Last year, a developer sought permission to demolish all but the facades of these buildings to allow a tower to be built behind and attached to them. At the time, Village Preservation, Community Board 4 and local politicians all strenuously objected to the scheme.
After significant pushback, the city’s Landmarks Preservation Commission required that a larger portion of the buildings’ exteriors be preserved, plus reduced the size and modified the design of the proposed new building behind the historic 1840s houses.
Tavros is the developer of the project.
After work started, however, it was found that the buildings’ facades were at risk of collapse. D.O.B. ordered that the facades of all nine buildings be demolished and that the party walls, or walls between the row houses, be shored up on an emergency basis. A D.O.B. spokesperson said the developer has been told to preserve the material from the demolition and reuse it to rebuild the facades.
Village Preservation has challenged this decision and questioned the actions of the developer, D.O.B. and the Landmarks Preservation Commission that allowed this stunning situation to unfold.
Specifically, on Oct. 4, Andrew Berman, Village Preservation’s executive director, wrote a letter to Mayor de Blasio, L.P.C. Chairperson Sarah Carroll and D.O.B. Commissioner Melanie La Rocca on what he called the “extremely disturbing news” about the nine buildings.
These buildings, described in the [L.P.C.] designation report for the Gansevoort Market Historic District as “a picturesque ensemble at the wide, angled intersection of West 14th and Hudson Streets and Ninth Avenue” and “rare surviving examples of 1840s pitched-roofed row houses in Manhattan,” have long stood as a symbol and anchor of the Gansevoort Market Historic District, Berman wrote.
“We specifically objected to the degree of destruction of the historic material of the existing landmarked buildings, noting it made a mockery of the purpose of landmark preservation,” he added. “Now, as we understand, the work to achieve this approved level of destruction has resulted in the undermining of the structural integrity of the remaining sections of the buildings, requiring their destruction as well. Clearly, something went very seriously awry here, and it’s imperative that those responsible be held to account.”
Village Preservation is demanding that the buildings be shored up and allowed to remain standing, if it can be done safely.

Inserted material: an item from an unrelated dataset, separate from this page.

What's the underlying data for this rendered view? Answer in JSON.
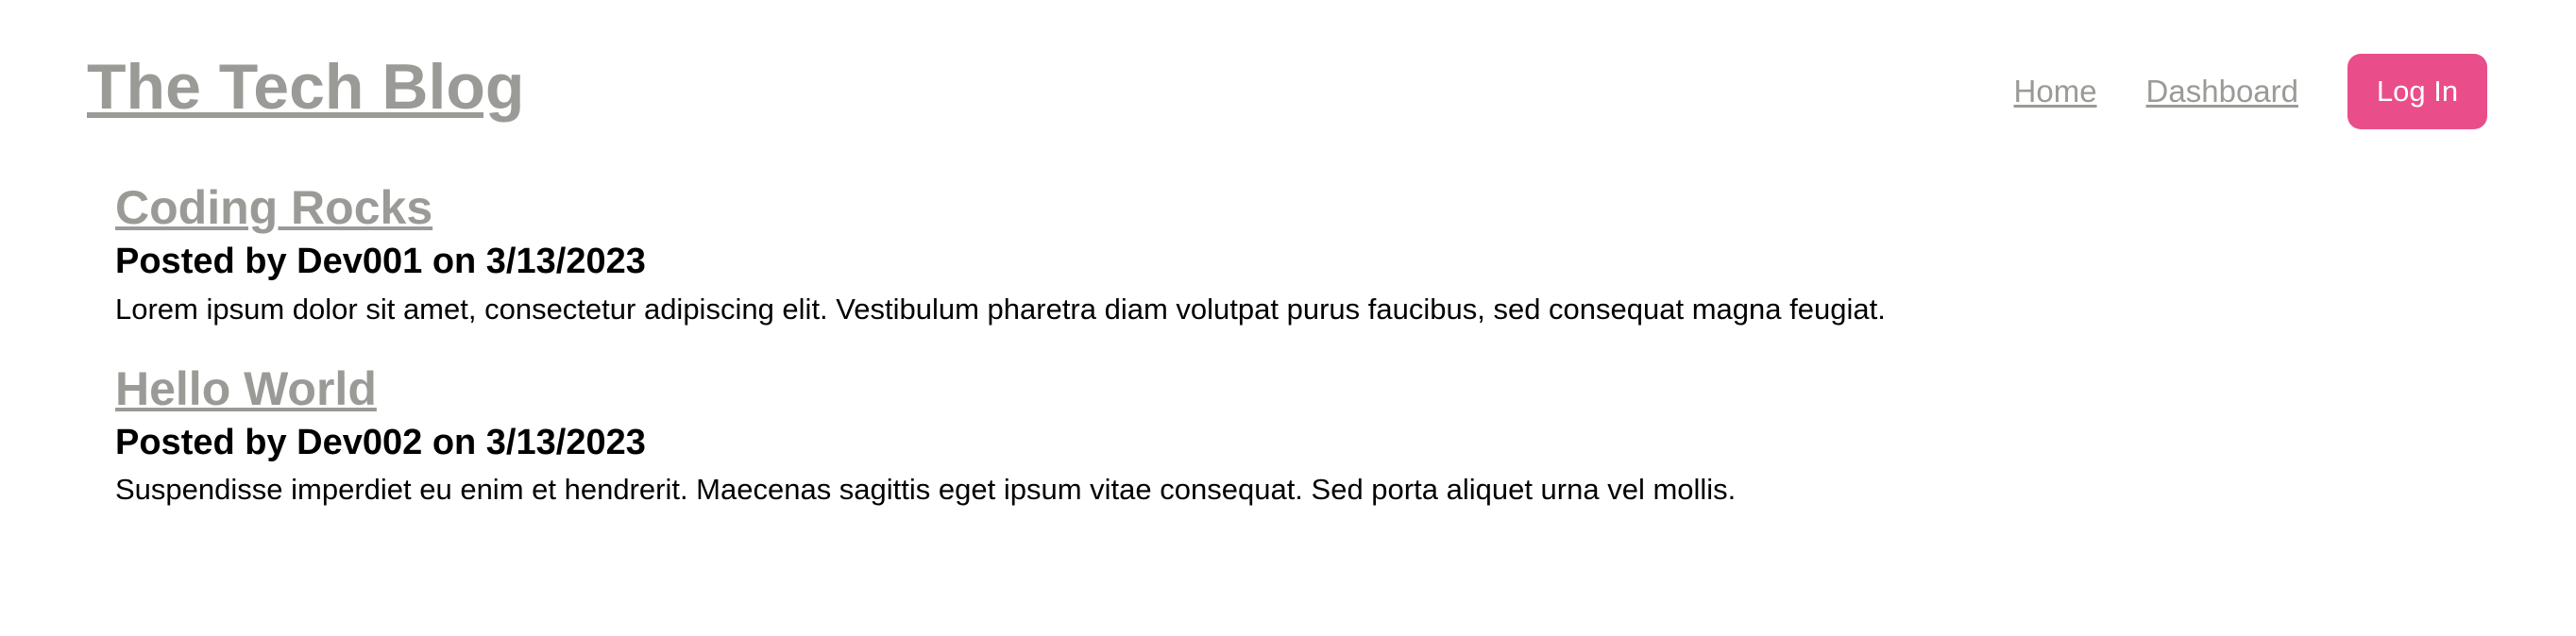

Should the buildings be too severely compromised, then as much of their historic fabric as possible should be preserved and used in the buildings’ reconstruction, the group says.

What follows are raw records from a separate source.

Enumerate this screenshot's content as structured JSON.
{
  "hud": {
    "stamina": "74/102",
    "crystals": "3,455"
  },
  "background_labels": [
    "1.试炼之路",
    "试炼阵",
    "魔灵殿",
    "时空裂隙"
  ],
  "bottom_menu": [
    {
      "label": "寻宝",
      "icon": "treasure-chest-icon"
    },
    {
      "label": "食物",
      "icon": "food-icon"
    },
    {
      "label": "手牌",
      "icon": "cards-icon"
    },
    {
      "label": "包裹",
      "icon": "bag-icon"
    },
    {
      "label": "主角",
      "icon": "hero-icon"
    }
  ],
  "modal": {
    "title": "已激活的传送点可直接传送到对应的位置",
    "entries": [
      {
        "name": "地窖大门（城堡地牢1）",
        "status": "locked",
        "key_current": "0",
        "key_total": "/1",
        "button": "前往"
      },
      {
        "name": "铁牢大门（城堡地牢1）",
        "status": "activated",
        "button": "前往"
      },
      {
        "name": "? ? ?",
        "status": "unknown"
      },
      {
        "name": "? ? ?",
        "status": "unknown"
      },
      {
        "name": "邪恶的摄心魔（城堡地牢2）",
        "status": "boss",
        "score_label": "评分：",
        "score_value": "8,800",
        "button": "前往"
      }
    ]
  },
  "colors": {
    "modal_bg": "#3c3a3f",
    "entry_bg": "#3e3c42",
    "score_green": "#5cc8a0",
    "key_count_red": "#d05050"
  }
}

In his letter, Berman also demanded that the city agencies and the developer “be held to account” for their part in either allowing or causing this situation to happen.
“If the owner performed illegal work, or filed misleading, false or inaccurate plans, they should be held responsible to fullest extent allowable by law,” Berman wrote. “However, if these city agencies approved plans for extensive alteration and deconstruction of landmarked buildings without properly examining whether or not such work could be performed safely and consistently with maintaining the parts of the buildings which were supposed to be preserved — their facades, roofs and most of their rears, as well as certain side walls — then these city agencies are responsible for this tragic situation. Under any circumstances, it’s hard to imagine how these two agencies were not derelict in their duties of oversight in allowing this situation to come to pass.”
In the worst-case scenario, if the existing buildings cannot be saved, then it should be required that their historic materials be saved and used to recreate a “faithful reconstruction,” he added.
The preservationist concluded his letter by saying, “And the Landmarks Preservation Commission should end its anti-preservation practice of allowing demolition of all but the facades or parts of the shells of buildings.”